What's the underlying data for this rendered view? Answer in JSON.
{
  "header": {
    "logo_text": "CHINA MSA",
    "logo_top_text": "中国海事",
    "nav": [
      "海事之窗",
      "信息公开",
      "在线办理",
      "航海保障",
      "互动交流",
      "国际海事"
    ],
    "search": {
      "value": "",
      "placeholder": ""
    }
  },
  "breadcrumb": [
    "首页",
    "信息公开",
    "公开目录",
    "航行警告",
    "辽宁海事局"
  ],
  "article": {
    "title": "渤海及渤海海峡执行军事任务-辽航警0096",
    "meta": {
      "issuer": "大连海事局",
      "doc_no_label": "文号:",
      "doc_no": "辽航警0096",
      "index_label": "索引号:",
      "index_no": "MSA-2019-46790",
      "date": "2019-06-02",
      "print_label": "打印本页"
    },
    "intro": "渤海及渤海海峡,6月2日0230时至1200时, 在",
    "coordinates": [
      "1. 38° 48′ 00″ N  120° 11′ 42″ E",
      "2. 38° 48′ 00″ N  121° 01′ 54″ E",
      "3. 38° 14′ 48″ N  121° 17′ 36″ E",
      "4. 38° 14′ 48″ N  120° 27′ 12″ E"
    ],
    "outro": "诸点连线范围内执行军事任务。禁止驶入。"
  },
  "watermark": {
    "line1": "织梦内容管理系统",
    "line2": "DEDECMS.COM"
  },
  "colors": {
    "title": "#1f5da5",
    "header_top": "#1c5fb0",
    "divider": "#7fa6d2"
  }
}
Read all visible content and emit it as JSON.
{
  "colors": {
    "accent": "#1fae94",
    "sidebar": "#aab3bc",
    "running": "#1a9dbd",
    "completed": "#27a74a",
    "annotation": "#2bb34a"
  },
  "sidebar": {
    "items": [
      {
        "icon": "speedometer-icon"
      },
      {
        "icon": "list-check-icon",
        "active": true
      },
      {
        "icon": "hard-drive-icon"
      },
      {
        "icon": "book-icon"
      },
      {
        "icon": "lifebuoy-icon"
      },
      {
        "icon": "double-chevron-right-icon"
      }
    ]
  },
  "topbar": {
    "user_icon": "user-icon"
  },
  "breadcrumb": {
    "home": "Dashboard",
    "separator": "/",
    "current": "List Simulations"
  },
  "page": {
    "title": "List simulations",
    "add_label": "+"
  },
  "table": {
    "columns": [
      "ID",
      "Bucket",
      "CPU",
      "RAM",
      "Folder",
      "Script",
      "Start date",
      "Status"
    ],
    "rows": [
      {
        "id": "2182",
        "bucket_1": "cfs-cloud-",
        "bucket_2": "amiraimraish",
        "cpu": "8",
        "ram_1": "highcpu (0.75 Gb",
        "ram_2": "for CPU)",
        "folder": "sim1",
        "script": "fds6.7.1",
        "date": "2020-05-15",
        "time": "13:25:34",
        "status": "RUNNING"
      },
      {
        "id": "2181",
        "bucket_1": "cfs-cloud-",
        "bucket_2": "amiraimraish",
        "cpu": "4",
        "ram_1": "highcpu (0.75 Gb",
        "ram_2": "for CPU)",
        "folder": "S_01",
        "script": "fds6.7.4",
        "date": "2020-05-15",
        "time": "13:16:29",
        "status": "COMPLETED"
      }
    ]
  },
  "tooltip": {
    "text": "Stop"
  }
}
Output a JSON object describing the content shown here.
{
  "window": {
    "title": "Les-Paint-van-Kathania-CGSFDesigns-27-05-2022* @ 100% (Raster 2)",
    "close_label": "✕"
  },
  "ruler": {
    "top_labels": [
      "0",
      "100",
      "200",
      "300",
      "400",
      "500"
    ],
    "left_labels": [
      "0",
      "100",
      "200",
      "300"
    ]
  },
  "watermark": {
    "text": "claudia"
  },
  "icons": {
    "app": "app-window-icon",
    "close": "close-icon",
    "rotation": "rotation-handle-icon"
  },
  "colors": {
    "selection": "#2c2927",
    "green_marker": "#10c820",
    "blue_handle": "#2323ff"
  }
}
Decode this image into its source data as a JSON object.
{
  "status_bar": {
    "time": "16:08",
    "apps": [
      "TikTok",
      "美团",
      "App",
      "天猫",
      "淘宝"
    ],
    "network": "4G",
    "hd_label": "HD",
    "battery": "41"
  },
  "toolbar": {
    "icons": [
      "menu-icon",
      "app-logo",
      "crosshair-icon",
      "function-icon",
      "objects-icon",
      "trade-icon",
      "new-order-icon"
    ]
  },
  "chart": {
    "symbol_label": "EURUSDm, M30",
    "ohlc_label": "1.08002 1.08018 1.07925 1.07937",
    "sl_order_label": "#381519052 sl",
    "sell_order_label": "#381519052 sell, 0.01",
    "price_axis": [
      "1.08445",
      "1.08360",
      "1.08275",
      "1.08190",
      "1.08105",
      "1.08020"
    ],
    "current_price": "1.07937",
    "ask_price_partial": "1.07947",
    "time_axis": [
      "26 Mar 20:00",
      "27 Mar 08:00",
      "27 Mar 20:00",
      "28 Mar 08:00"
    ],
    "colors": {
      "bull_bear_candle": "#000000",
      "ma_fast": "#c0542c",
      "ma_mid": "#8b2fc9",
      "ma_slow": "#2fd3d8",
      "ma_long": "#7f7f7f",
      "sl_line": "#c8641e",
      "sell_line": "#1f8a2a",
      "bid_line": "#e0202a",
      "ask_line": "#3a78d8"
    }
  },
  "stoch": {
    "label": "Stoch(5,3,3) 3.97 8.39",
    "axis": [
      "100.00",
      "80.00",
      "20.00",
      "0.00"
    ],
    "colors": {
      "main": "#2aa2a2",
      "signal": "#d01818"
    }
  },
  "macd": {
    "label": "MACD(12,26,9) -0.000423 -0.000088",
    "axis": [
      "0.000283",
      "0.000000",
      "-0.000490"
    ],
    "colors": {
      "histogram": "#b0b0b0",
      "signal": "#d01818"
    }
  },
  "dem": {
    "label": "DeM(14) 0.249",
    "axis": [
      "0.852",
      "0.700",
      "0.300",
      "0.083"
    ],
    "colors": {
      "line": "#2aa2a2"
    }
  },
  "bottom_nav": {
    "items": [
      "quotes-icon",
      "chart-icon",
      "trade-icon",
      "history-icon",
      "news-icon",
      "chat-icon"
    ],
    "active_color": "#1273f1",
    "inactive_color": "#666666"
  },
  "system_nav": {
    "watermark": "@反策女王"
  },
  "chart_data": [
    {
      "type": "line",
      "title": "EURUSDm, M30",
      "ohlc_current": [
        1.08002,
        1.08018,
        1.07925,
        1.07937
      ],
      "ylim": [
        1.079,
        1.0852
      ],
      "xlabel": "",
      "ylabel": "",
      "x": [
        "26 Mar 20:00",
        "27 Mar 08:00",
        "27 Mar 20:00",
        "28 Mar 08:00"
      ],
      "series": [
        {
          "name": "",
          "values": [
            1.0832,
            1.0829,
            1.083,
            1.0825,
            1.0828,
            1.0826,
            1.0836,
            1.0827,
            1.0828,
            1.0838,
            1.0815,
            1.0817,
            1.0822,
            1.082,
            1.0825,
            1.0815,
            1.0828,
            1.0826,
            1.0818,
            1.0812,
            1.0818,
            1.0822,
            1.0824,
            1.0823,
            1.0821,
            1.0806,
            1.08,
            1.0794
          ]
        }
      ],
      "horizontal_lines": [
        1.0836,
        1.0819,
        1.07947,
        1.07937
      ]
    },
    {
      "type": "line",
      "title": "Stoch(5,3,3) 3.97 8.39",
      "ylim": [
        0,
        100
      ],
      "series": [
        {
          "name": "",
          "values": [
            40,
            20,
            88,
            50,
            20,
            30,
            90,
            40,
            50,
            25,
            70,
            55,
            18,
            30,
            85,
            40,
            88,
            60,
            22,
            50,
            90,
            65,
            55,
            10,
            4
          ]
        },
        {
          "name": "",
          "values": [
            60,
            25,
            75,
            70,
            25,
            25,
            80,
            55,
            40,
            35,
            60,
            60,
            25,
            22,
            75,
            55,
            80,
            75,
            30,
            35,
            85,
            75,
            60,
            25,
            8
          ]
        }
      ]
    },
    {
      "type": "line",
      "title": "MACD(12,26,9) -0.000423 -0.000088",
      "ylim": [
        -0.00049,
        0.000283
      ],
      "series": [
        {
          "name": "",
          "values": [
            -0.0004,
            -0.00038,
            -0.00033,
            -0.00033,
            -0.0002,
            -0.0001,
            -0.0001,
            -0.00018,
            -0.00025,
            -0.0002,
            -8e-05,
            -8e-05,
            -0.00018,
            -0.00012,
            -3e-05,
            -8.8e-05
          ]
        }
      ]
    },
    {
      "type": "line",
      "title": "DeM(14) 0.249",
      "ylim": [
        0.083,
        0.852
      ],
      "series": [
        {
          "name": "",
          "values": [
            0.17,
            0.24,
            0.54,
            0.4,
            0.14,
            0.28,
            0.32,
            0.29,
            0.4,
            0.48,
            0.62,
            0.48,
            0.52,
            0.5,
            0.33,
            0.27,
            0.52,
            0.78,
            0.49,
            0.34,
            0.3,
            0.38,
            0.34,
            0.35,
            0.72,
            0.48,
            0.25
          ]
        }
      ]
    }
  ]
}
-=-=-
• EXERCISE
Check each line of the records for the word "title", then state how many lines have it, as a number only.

• EXERCISE RESPONSE
8